Because credit unions are smaller, can often get to know their members at a deeper level. Their focus is on helping members at an individual level with their financial needs. Some may offer their members training and counseling to help them understand more complicated financial topics.

How Can a Member Partially Own a Credit Union?

Credit union membership eligibility is based on common characteristics. A member-owned credit union has an eligibility requirement called its “field of membership”. Members partially own a credit union based on:
  • Where you live – Many credit unions operate to serve people who live in a certain geographic location.
  • Who you work for – Some employers have credit unions that they sponsor just for their employees.
  • Family members – Most credit unions will allow the families of members to join.
  • Being part of a group – Certain credit unions are based on membership in a group like a school, place of worship, labor union, or homeowners’ association.
Credit unions are open and eager to invite new members, allowing anyone residing within the community to join. For example, Power Financial Credit Union has been serving tens of thousands of South Florida members for seven decades and counting.

Member-Owned Means Community-Focused

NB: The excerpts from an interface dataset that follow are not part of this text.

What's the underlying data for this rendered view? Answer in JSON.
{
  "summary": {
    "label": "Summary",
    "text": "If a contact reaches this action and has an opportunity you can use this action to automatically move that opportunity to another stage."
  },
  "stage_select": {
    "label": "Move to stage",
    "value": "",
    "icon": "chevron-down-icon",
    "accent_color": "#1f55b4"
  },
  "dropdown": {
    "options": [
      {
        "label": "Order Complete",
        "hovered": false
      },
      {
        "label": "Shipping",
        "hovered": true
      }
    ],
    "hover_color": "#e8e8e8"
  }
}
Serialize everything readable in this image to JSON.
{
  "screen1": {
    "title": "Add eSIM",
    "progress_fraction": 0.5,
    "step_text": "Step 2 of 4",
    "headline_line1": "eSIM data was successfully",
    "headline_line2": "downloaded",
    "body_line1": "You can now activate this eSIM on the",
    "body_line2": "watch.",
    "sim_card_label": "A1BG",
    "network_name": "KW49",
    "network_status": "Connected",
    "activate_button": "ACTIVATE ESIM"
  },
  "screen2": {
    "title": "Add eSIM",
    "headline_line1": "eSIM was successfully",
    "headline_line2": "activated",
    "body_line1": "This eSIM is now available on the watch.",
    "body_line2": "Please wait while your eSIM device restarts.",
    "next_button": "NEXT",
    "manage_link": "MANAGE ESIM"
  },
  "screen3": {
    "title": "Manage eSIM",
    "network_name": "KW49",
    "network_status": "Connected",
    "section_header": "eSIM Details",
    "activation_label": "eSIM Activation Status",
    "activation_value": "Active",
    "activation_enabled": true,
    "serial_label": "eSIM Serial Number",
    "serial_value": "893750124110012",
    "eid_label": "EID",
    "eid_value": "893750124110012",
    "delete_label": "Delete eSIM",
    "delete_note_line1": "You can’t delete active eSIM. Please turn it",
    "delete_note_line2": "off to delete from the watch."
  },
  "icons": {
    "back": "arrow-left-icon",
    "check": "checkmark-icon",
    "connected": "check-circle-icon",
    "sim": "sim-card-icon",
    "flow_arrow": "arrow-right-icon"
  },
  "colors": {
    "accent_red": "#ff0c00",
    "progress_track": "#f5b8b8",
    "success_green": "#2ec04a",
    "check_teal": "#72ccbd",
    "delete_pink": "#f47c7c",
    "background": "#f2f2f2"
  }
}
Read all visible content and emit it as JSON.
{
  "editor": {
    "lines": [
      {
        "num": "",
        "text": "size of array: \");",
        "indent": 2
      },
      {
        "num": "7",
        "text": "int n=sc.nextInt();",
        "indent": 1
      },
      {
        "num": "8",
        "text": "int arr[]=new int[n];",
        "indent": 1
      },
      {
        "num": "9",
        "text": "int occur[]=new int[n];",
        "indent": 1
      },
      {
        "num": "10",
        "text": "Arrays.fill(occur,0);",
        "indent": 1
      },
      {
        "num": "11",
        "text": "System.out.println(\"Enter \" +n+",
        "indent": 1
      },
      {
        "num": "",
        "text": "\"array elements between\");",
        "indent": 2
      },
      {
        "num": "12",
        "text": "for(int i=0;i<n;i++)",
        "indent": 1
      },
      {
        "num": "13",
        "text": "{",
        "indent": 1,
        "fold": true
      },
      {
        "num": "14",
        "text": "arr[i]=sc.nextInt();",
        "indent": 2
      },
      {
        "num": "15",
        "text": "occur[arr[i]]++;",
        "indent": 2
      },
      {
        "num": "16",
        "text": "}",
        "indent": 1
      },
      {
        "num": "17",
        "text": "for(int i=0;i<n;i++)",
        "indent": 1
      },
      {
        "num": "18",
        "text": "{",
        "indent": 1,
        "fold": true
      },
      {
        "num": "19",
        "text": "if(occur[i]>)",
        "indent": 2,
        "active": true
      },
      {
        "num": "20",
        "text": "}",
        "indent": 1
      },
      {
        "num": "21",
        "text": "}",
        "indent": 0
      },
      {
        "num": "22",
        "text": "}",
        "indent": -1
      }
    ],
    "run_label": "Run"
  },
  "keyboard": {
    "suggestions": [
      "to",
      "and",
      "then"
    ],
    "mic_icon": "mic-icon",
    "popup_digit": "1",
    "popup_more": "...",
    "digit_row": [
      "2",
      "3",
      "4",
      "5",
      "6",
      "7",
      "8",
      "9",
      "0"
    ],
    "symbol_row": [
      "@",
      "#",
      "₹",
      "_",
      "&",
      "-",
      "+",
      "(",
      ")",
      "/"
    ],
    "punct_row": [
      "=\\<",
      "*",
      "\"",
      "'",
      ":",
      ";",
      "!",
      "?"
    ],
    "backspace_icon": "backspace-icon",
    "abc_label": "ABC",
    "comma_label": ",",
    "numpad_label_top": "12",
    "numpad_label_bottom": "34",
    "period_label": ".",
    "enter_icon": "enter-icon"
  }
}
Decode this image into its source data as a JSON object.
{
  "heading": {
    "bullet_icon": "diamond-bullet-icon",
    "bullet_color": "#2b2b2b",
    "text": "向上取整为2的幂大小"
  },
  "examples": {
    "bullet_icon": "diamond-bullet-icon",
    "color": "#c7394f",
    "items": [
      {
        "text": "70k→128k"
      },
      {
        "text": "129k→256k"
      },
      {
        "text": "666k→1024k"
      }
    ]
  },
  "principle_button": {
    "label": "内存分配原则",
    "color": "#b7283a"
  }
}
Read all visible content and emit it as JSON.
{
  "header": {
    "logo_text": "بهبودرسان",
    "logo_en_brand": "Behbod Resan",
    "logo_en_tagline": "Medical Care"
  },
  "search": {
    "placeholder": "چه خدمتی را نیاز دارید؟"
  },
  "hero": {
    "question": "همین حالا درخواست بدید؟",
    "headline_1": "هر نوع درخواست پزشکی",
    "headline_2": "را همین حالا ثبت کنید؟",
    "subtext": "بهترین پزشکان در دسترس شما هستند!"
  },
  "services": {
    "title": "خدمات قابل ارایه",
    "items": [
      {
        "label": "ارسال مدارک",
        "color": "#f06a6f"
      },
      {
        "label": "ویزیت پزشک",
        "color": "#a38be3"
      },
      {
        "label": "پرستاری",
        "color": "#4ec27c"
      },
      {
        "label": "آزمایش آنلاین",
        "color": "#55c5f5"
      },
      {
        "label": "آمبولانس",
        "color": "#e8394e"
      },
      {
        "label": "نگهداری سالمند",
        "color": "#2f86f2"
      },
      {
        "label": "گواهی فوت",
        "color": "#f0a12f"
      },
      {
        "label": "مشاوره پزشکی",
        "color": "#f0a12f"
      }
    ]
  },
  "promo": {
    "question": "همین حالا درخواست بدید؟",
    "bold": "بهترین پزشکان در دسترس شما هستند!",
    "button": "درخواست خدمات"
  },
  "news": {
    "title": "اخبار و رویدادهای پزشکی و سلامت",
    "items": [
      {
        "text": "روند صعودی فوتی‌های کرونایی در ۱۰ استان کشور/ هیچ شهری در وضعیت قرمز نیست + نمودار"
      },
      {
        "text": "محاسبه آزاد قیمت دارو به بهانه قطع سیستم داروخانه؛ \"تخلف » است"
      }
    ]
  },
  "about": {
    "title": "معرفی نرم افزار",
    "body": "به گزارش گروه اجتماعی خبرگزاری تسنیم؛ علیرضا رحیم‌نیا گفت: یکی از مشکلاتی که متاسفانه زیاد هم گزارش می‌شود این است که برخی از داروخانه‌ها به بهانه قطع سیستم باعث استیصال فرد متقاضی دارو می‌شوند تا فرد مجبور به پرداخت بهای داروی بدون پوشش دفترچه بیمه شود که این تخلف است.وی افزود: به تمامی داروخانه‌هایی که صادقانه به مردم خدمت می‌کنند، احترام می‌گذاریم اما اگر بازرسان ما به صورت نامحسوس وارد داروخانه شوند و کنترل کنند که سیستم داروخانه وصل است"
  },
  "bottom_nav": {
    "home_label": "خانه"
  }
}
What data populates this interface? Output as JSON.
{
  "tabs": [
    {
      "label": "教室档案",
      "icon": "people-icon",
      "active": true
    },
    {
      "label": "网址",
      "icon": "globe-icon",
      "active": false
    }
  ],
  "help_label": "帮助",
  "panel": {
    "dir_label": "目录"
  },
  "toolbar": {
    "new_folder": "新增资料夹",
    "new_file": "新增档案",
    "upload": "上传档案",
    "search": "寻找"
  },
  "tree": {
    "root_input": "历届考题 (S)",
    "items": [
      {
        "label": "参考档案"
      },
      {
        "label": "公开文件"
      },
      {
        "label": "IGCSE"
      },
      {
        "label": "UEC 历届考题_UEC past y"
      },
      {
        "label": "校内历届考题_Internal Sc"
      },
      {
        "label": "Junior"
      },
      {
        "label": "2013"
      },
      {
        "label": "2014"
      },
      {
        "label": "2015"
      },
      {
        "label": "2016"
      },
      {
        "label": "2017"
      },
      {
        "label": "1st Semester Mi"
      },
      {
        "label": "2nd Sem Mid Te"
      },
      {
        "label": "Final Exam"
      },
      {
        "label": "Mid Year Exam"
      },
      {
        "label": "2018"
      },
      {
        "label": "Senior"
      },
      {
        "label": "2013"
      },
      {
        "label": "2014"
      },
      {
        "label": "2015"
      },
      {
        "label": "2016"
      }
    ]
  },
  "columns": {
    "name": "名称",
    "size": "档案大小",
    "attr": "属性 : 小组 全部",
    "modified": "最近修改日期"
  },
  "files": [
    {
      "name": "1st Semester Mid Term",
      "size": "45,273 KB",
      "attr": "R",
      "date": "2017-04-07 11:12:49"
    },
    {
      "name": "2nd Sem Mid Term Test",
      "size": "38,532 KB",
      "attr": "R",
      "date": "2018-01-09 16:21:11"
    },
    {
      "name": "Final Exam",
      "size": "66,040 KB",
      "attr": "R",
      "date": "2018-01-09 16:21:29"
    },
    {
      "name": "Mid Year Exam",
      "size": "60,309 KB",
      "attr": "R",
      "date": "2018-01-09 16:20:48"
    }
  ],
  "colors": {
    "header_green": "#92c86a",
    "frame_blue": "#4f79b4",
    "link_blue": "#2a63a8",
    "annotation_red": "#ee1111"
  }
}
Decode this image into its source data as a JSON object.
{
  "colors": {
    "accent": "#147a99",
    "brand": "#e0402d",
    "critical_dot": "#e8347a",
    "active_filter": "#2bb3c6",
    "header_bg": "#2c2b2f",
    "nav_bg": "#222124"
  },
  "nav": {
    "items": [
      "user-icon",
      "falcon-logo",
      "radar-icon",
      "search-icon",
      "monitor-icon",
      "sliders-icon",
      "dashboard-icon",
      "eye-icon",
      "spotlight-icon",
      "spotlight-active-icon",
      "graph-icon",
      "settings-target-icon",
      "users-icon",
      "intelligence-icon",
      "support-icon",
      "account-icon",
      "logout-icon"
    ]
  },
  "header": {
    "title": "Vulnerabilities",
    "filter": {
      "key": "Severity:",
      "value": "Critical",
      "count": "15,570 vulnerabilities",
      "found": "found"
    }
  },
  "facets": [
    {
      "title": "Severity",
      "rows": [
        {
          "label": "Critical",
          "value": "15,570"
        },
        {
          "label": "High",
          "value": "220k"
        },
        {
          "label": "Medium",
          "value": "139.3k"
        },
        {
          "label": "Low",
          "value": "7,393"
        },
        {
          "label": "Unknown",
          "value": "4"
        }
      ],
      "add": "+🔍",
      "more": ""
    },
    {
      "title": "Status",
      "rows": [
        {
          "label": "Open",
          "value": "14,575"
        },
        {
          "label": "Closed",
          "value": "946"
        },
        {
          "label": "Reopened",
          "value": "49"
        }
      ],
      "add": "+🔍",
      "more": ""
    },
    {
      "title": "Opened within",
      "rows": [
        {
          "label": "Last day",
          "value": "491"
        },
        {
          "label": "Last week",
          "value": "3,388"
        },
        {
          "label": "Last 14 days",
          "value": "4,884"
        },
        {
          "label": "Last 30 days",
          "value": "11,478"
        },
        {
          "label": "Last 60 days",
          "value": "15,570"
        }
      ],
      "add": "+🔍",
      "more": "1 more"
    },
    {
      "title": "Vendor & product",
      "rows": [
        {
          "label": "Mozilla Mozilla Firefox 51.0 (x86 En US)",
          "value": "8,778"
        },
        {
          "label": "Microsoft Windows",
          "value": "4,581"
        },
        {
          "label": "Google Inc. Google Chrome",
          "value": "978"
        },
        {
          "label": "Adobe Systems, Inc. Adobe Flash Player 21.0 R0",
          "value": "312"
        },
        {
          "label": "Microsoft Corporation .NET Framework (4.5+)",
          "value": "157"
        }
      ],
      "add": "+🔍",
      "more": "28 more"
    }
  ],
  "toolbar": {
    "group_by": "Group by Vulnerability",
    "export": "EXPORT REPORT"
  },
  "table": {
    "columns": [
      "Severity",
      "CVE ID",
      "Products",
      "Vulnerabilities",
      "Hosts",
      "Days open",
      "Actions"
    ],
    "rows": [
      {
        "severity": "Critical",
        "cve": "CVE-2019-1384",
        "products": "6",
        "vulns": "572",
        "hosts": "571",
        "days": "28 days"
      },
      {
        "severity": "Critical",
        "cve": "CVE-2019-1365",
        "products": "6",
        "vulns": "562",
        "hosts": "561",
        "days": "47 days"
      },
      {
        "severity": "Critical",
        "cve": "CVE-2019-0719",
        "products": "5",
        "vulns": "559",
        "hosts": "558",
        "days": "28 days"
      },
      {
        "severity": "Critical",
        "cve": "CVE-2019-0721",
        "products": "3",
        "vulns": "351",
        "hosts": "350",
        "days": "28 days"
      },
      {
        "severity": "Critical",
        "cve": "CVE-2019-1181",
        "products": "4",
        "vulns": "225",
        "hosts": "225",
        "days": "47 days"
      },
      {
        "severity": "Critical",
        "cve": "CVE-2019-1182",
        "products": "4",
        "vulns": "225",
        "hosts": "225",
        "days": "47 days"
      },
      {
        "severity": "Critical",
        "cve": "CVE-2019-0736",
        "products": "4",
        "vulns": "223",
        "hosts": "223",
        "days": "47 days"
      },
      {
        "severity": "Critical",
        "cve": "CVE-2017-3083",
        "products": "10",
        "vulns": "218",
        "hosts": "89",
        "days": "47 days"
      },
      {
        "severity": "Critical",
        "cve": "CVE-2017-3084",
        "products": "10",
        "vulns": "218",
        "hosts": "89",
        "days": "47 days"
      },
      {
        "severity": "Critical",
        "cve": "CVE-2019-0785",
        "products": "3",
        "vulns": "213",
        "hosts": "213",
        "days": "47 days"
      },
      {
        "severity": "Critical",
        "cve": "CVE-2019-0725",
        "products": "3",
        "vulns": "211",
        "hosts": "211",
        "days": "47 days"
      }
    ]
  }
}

Credit unions tend to focus on their local community. They don't have to worry about outside shareholders. Instead, they invest in members and their financial well-being. This doesn't just mean better interest rates, but also personalized services, support, and financial education.

Credit unions often join local charity initiatives, offer advice to startups and small businesses, and team up with other organizations to improve their communities. Some credit unions may even have branches within schools.

This mindset is reflected in governance as well - credit union boards of directors are chosen by members and are accountable to them. It's common for CEOs (such as Allan Prindle) to develop connections between their credit union and the community they serve. As a result, members get personal financial relationships that they need, but wouldn't get in commercial institutions.

Become a member of South Florida's best credit union

If you live, work or go to school in South Florida, you can join Power Financial Credit Union today. Join a community of almost 35,000 members and enjoy the benefits of a personal member-first approach with a full platform of traditional branches and state-of-the-art digital banking services. Get all the resources you need on your journey to financial success and stability.